Dappled Things is very pleased to announce the winners of the 2021 J.F. Powers Prize for short fiction that has “one foot in this world and one in the next.”
1st place, “Father of Lies” by Lance Nixon
Runner-up, “Miracle” by Chukwuebuka Ibeh
Honorable Mention, “Ordinary Time” by Robert Whitworth
Dappled Things fiction editor Natalie Morrill has the following words about our winners:
Lance Nixon’s “Father of Lies” is a gem, expertly calibrated in every plot point and psychological turn. This is a wise, sharp little story. The protagonist’s long commitment to sustaining the fiction of an absent father remembering his daughter creates a framework for his compelling, complex and memorable character. The ending, with its subtle twist, lands perfectly.

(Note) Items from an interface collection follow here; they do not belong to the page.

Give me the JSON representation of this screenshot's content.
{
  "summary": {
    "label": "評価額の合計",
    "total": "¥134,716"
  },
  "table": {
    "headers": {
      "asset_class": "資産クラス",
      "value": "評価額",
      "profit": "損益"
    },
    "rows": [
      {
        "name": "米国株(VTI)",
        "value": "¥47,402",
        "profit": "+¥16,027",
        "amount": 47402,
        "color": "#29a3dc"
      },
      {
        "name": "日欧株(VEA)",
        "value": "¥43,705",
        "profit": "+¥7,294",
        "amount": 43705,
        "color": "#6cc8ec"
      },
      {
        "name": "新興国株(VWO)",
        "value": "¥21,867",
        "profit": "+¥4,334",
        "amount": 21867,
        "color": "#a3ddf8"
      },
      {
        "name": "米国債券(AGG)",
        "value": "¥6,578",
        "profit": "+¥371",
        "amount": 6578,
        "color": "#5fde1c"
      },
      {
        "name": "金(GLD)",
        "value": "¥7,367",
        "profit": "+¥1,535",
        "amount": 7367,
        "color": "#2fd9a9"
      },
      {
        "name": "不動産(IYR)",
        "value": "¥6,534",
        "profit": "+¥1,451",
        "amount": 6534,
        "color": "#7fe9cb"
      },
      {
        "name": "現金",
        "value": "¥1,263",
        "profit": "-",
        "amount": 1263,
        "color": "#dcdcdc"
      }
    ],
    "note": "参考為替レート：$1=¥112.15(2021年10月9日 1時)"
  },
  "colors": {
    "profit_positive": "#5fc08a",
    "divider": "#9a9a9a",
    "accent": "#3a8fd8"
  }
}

The writing drew us in (and reportedly brought one of our readers to tears). And yet it’s also a funny story, something our readers received with gratitude.
Our very close runner up was “Miracle” by Chukwuebuka Ibeh. One editor remarked that this felt structurally and spiritually reminiscent of Flannery O’Connor, though with a voice and atmosphere all its own. The journey of a desperate wife and would-be mother to a prayer meeting and miracle-worker, hoping for the gift of motherhood, forms the backbone of the story, but the miracle she receives is not the one she expects. We were absolutely delighted by this story, and we’re thrilled to see such excellent work coming to an American Catholic journal from Nigerian authors like Ibeh.
“Ordinary Time” by Robert Whitworth is a lyrical, sparkling and sometimes wry tale that stood out to us among the longlisted candidates. While its narrator wrestles with the apparently arbitrary injustices he witnesses in his modest daily life, his neighbour praises the saints, practices the bagpipes, and declares his love to everyone. The refrain that repeats throughout the story leaves us with a sense both of hauntedness and of hope.